§ DATASET RECORDS
----
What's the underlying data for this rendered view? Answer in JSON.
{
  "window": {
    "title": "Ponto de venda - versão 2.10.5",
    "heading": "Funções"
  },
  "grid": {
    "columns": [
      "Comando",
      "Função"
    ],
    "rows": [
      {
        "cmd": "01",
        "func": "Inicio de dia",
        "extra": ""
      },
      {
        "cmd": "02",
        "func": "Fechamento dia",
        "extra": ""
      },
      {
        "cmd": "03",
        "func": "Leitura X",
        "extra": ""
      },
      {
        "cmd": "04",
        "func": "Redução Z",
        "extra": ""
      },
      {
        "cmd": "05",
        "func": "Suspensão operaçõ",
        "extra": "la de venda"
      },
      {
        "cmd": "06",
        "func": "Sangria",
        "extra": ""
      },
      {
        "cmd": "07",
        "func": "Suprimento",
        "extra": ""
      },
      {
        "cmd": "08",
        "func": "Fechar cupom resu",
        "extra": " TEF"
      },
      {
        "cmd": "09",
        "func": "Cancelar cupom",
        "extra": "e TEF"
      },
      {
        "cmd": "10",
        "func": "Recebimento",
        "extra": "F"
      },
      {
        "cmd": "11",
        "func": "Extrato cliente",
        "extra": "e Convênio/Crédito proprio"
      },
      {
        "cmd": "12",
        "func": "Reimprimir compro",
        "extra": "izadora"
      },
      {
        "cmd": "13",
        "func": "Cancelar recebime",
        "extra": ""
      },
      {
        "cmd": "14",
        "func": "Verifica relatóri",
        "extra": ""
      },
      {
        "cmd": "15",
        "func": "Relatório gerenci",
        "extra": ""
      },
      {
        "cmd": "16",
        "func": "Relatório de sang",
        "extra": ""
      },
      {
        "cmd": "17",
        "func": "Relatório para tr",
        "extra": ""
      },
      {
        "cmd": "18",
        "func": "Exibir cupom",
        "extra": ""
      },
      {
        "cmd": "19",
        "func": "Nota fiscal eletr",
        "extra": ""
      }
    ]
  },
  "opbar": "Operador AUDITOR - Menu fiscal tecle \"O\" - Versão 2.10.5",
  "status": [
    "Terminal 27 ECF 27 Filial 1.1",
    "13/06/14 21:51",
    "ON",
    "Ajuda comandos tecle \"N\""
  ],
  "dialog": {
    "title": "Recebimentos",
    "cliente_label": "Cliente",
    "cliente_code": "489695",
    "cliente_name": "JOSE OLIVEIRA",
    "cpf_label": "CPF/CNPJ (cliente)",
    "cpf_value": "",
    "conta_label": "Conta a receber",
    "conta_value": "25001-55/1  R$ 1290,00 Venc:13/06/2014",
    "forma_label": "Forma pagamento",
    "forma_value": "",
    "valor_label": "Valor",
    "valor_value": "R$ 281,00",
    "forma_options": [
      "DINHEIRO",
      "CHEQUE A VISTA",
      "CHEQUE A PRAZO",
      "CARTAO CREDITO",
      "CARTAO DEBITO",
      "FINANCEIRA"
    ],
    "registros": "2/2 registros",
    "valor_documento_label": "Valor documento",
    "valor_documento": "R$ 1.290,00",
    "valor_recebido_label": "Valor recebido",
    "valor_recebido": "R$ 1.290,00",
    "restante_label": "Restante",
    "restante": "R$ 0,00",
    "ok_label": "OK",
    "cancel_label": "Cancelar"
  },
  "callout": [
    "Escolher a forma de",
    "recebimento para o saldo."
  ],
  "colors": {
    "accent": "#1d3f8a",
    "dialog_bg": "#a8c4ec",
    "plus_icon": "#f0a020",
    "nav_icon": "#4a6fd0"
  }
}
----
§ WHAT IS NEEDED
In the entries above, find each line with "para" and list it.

§ OUTPUT
        "func": "Relatório para tr",
    "recebimento para o saldo."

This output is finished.